A CNN review of the Sedwick case blames the apps in part, suggesting that teenagers use them on their phones and laptops to feel validated, and that their parents can't stop them because they aren't even aware they exist. "I had never even heard of them," Sedwick's mother told the New York Times. "I did go through her phone, but didn't even know."
The last recourse for the bullied and their families is the criminal justice system, which is set up to protect the defenseless when all else has failed. Forty-nine states have anti-bullying laws on their books, but when it comes to cyber-bullying, the criminal justice system hasn't yet adapted to punish those who do it — and how can they? As the 14-year-old in the Sedwick case illustrates, there's almost no way to prove that the sender of abusive messages wasn't "hacked," and First Amendment makes it near-impossible to convict anyone based on online verbal abuse. Just imagine the privacy concerns that would arise if a federal anti-bullying agency had the capability to sift through teenagers' messages in order to track down online bullies.

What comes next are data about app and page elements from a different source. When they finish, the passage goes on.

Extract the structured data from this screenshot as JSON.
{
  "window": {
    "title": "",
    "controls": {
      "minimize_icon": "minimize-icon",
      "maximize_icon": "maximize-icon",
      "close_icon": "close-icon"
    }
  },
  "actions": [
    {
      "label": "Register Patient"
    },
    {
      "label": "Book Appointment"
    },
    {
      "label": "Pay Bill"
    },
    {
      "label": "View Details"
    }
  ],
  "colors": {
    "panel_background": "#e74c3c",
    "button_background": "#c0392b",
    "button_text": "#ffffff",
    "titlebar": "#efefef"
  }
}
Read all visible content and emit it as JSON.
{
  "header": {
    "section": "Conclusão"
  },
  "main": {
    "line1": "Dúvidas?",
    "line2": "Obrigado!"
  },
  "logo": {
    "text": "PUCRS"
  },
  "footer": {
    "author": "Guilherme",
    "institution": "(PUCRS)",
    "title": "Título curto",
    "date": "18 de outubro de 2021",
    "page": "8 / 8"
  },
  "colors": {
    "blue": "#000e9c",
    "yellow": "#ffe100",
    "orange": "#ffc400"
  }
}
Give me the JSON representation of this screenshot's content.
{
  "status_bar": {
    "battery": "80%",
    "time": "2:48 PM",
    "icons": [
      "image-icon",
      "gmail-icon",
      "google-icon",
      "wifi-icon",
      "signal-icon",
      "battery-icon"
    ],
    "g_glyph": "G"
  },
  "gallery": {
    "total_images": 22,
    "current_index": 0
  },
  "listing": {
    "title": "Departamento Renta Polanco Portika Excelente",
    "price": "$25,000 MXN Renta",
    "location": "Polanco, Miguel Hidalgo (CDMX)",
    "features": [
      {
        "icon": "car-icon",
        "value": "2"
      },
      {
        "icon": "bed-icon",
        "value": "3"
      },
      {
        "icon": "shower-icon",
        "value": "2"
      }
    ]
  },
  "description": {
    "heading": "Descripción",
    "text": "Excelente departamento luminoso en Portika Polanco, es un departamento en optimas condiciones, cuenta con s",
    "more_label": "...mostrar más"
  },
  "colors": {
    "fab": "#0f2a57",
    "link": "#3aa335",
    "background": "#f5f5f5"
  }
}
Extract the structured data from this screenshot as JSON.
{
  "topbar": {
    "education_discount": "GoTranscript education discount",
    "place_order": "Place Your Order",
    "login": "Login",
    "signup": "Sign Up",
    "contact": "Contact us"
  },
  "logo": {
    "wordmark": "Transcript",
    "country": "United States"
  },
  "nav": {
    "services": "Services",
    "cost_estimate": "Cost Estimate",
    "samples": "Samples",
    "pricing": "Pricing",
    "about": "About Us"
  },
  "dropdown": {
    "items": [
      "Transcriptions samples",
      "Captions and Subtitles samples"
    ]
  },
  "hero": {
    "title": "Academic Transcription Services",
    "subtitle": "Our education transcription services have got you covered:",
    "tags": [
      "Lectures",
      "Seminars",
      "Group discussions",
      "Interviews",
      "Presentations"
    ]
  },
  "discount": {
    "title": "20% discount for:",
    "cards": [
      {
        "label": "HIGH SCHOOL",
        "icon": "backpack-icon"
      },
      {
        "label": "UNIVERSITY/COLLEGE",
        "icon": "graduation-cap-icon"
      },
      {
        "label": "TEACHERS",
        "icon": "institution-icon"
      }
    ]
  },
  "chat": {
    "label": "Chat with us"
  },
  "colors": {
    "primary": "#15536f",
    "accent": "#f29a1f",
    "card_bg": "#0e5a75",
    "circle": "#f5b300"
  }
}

Even now, the criminal justice system hasn't been able to criminally charge the girls with Sedwick's suicide. Yes, they've been charged with a felony, but due to their age and the relative low-level degree of their charge in comparison to, say, manslaughter, they won't face much time in criminal detention, let alone jail time.
So what can be done to prevent future cases like Sedwick's? It's obviously hard to say. It's well-established that suicide is the product of more than one issue, and we'll never know what could have saved the 12-year-old from Florida. But there's no definitive evidence that any of the methods or programs that anti-bullying advocates are using Sedwick's case to push forward would have helped her. And that's the real tragedy here: that the young girl couldn't see a way out, and killed herself as a result. Clearly, there was no easy solution.
Image: Flickr/Cristiano Betta